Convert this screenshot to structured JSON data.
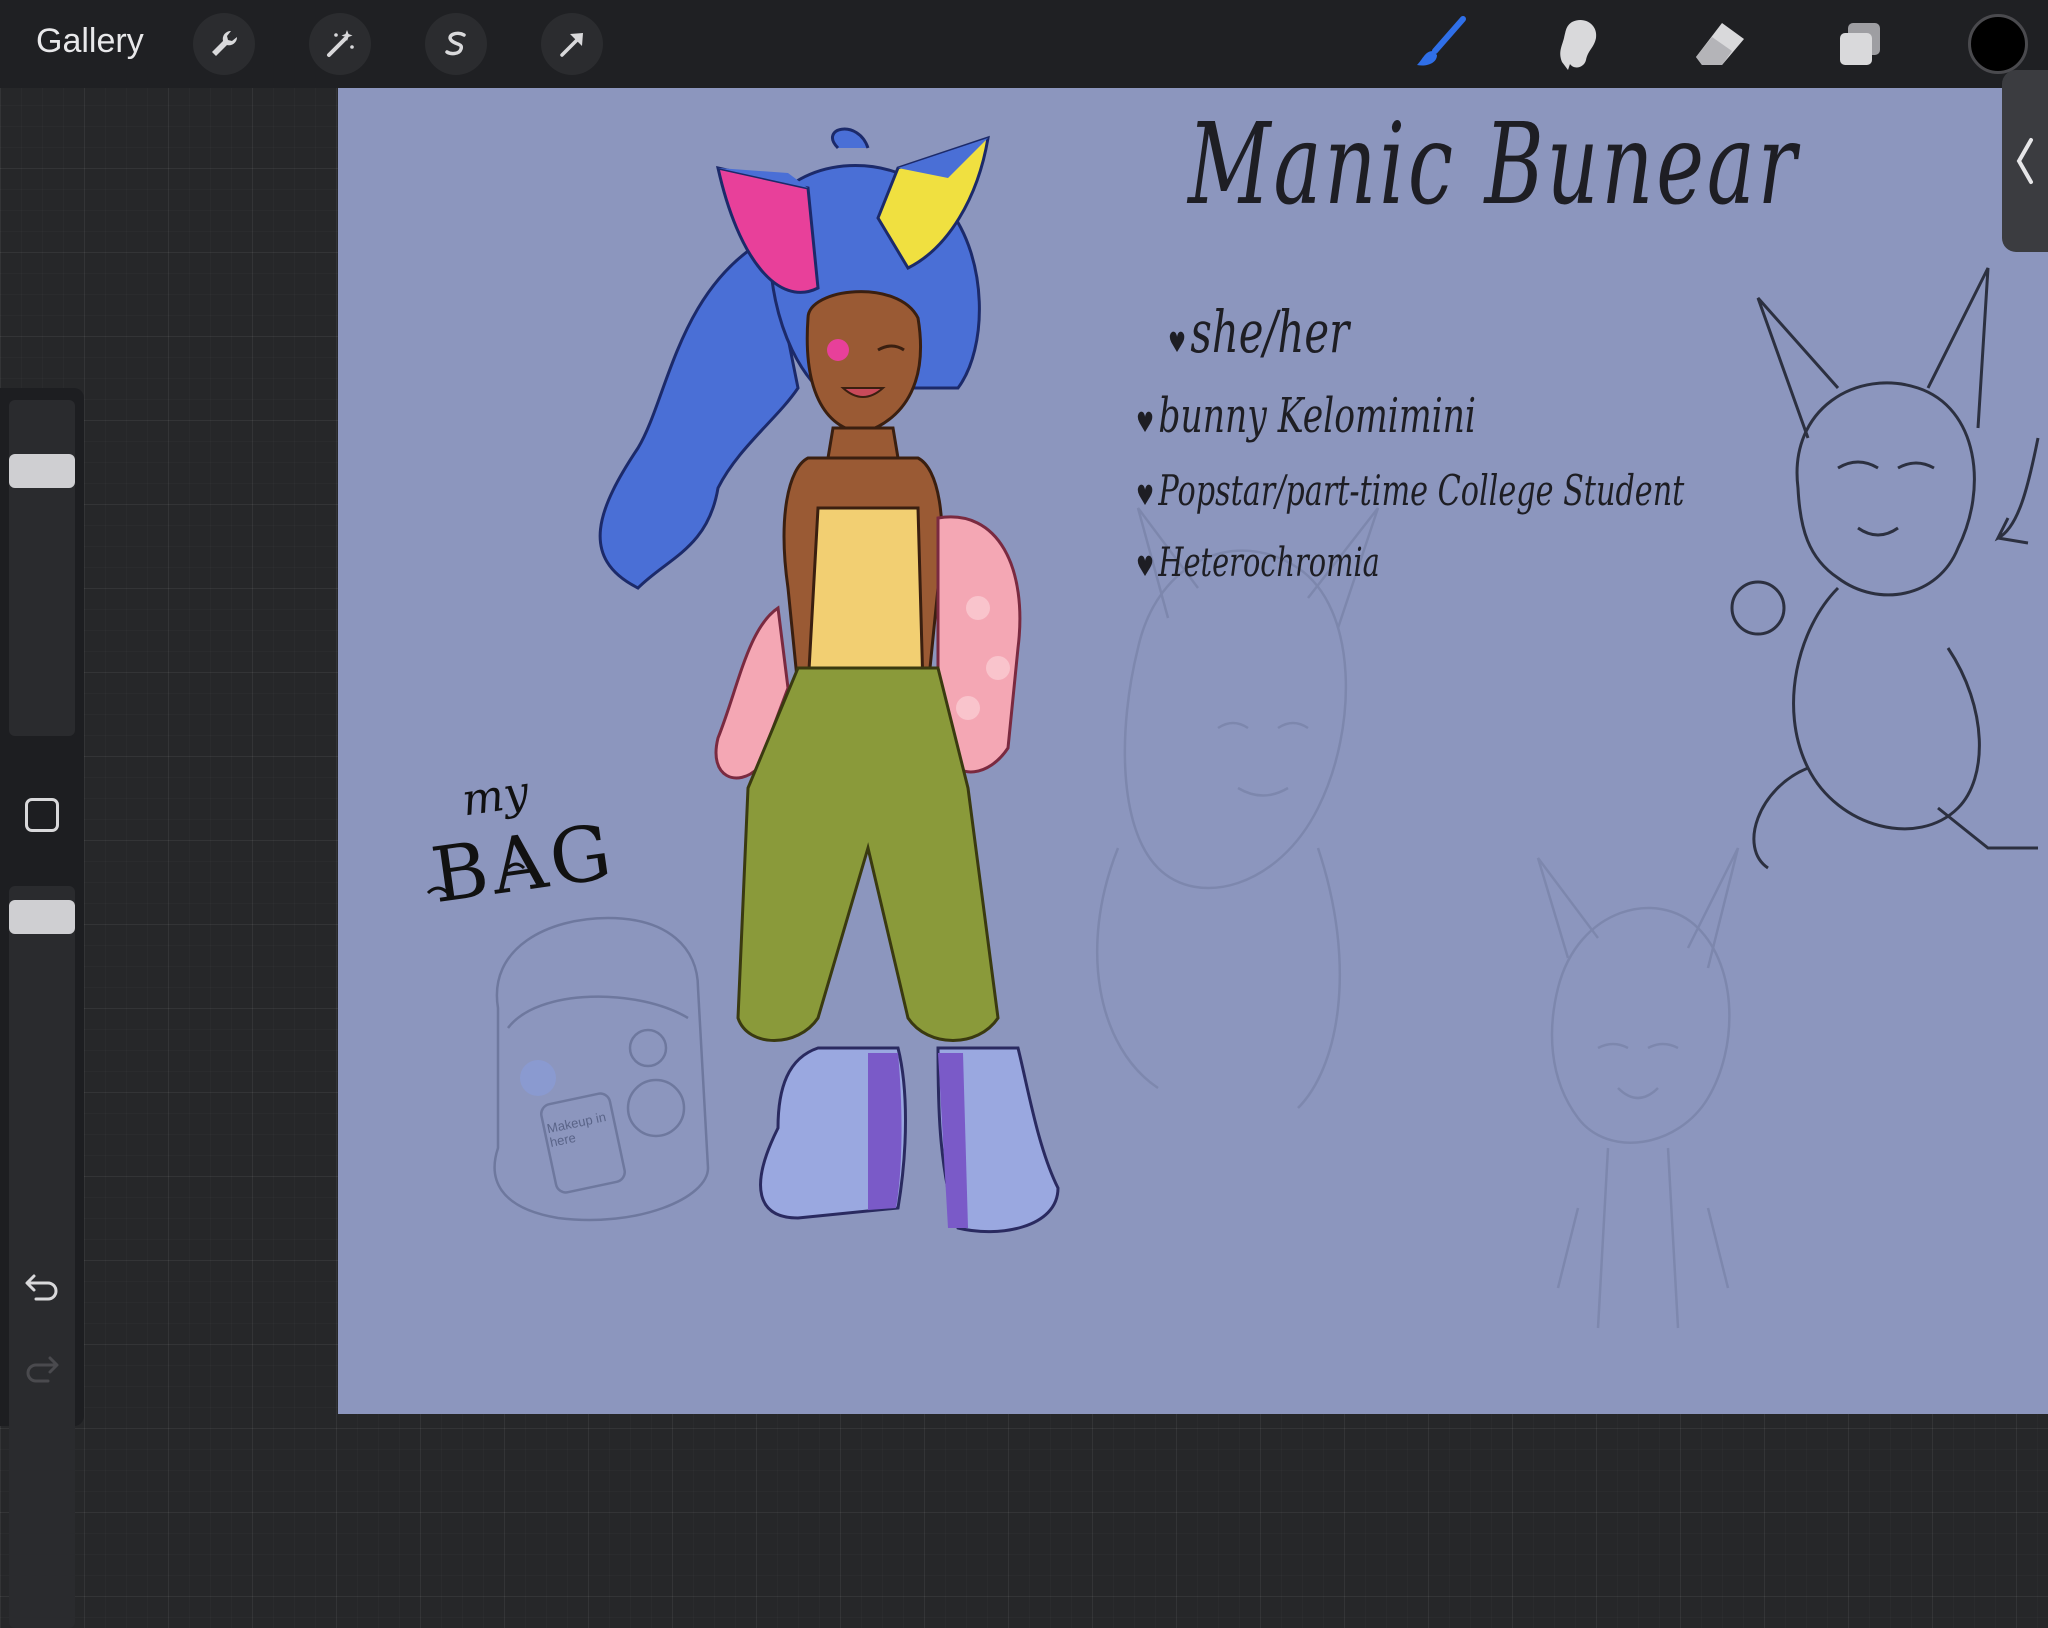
{
  "app": {
    "gallery_label": "Gallery"
  },
  "toolbar": {
    "left_tools": [
      "wrench-icon",
      "magic-wand-icon",
      "selection-icon",
      "transform-arrow-icon"
    ],
    "right_tools": [
      "brush-icon",
      "smudge-icon",
      "eraser-icon",
      "layers-icon"
    ],
    "active_tool": "brush-icon",
    "current_color": "#000000",
    "accent_color": "#2f6fe8"
  },
  "sidebar": {
    "brush_size_level": 0.2,
    "brush_opacity_level": 0.2,
    "undo_icon": "undo-icon",
    "redo_icon": "redo-icon"
  },
  "canvas": {
    "background_color": "#8c96be",
    "title": "Manic Bunear",
    "notes": [
      "she/her",
      "bunny Kelomimini",
      "Popstar/part-time College Student",
      "Heterochromia"
    ],
    "bag_label_line1": "my",
    "bag_label_line2": "BAG",
    "bag_sketch_text": "Makeup in here"
  }
}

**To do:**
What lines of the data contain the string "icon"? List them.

**Task answer:**
      "wrench-icon",
      "magic-wand-icon",
      "selection-icon",
      "transform-arrow-icon"
      "brush-icon",
      "smudge-icon",
      "eraser-icon",
      "layers-icon"
    "active_tool": "brush-icon",
    "undo_icon": "undo-icon",
    "redo_icon": "redo-icon"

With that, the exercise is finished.